TASK INSTRUCTIONS: Give back each line of the data exactly as it reads, minus the pictures.

THE DATA:
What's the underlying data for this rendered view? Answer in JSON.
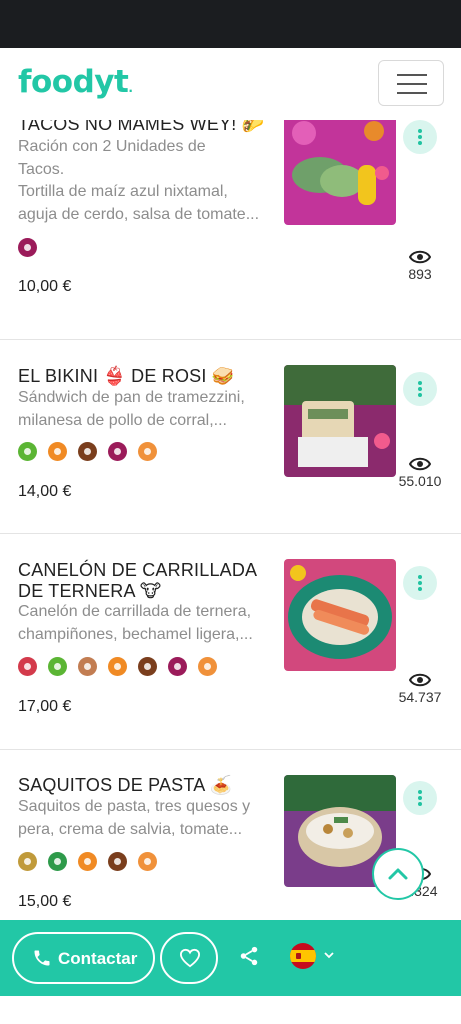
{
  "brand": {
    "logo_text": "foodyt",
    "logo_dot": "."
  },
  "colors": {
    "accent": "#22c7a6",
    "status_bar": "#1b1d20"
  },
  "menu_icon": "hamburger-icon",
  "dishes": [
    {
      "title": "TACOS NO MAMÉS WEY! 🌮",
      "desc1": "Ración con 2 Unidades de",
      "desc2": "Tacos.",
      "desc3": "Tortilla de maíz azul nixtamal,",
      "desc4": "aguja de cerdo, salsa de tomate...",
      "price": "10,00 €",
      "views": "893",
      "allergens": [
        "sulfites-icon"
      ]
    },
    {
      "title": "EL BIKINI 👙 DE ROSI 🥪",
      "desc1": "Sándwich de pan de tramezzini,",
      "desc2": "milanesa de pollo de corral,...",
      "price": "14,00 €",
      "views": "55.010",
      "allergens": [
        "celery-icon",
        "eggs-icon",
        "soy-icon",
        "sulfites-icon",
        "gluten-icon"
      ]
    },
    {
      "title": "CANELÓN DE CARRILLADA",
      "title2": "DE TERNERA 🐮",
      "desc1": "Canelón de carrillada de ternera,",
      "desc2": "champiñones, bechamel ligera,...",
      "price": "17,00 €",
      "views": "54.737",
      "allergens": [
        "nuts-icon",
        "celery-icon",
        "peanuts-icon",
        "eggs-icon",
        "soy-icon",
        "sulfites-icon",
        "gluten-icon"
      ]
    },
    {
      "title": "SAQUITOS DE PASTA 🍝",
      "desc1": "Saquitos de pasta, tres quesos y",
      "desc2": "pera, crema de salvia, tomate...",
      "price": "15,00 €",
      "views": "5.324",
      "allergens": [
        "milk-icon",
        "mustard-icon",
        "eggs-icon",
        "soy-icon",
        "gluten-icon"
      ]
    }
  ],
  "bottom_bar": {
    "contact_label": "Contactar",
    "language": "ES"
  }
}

TASK ANSWER:
What's the underlying data for this rendered view? Answer in JSON.
{
  "brand": {
    "logo_text": "foodyt",
    "logo_dot": "."
  },
  "colors": {
    "accent": "#22c7a6",
    "status_bar": "#1b1d20"
  },
  "menu_icon": "hamburger-icon",
  "dishes": [
    {
      "title": "TACOS NO MAMÉS WEY! 🌮",
      "desc1": "Ración con 2 Unidades de",
      "desc2": "Tacos.",
      "desc3": "Tortilla de maíz azul nixtamal,",
      "desc4": "aguja de cerdo, salsa de tomate...",
      "price": "10,00 €",
      "views": "893",
      "allergens": [
        "sulfites-icon"
      ]
    },
    {
      "title": "EL BIKINI 👙 DE ROSI 🥪",
      "desc1": "Sándwich de pan de tramezzini,",
      "desc2": "milanesa de pollo de corral,...",
      "price": "14,00 €",
      "views": "55.010",
      "allergens": [
        "celery-icon",
        "eggs-icon",
        "soy-icon",
        "sulfites-icon",
        "gluten-icon"
      ]
    },
    {
      "title": "CANELÓN DE CARRILLADA",
      "title2": "DE TERNERA 🐮",
      "desc1": "Canelón de carrillada de ternera,",
      "desc2": "champiñones, bechamel ligera,...",
      "price": "17,00 €",
      "views": "54.737",
      "allergens": [
        "nuts-icon",
        "celery-icon",
        "peanuts-icon",
        "eggs-icon",
        "soy-icon",
        "sulfites-icon",
        "gluten-icon"
      ]
    },
    {
      "title": "SAQUITOS DE PASTA 🍝",
      "desc1": "Saquitos de pasta, tres quesos y",
      "desc2": "pera, crema de salvia, tomate...",
      "price": "15,00 €",
      "views": "5.324",
      "allergens": [
        "milk-icon",
        "mustard-icon",
        "eggs-icon",
        "soy-icon",
        "gluten-icon"
      ]
    }
  ],
  "bottom_bar": {
    "contact_label": "Contactar",
    "language": "ES"
  }
}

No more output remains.